The focus of this document is not on the technical aspects of designing and building infrastructure. Rather, it seeks to provide guidance to better comprehend the institutional and governance challenges of improving access to these basic services for poor peri-urban households and small-scale enterprises.
The book is one of the main outputs of a three-year project which has gathered and synthesised knowledge from around the developing world not only on peri-urban water and sanitation issues but also on the peri-urban areas of metropolitan regions and the people (including the poor) who live and work in them. This includes information collected specifically for the project in five metropolitan areas on three continents: Chennai (India), Dar es Salaam (Tanzania), Cairo (Egypt), Mexico City (Mexico) and Caracas (Venezuela). It also draws on a broader review of existing literature and on a small number of experiences and innovative peri-urban interventions in different countries.

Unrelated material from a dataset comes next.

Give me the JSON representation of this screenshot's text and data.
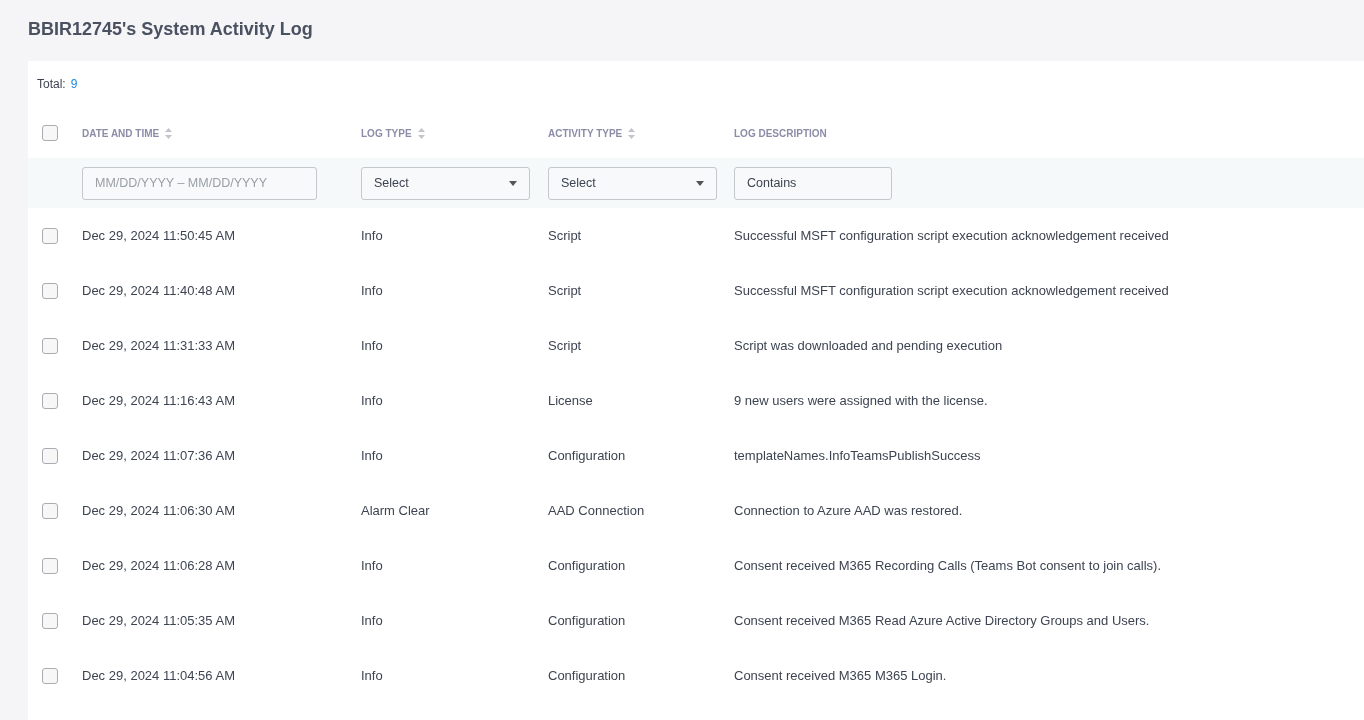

The Executive Summary outlines the key messages contained in the document, followed by a Summary Table on page 16. The rest of the document is structured in three parts. Section 1 (Understanding the Issues) presents some background information on the basic concepts and definitions that support this work. This is based on a combination of information collected expressly for this project and research done in different countries of the developing world by other authors. Section 2 (Taking Action) uses the water cycle to highlight the specific issues that arise in the provision of water and sanitation services in the context of the peri-urban interface, paying particular attention to the actors involved in the process and their roles, strengths and weaknesses. This section also examines the challenges faced by peri-urban dwellers, service providers and regulators to improve access to water and sanitation for the poor and to enhance the management of the natural resource base. Section 3 (Learning from Experience) summarises a number of initiatives from around the world which address the problems and Illustrate some of the principles outlined earlier in the document.
The discussions in Sections 1 and 2 are supported with evidence from five case studies studied as part of the project and, where appropriate, with case study material from other sources. The intention of this document is to foster dialogue and debate among those concerned directly or indirectly with water and sanitation services by bringing into focus the specific challenges found in the peri-urban context, both in terms of integrated environmental approaches to natural resources and in relation to the reality and practices of the peri-urban poor.
Development Planning Unit, UCL, London, UK, ISBN 1 874502 60 9, 125 pp.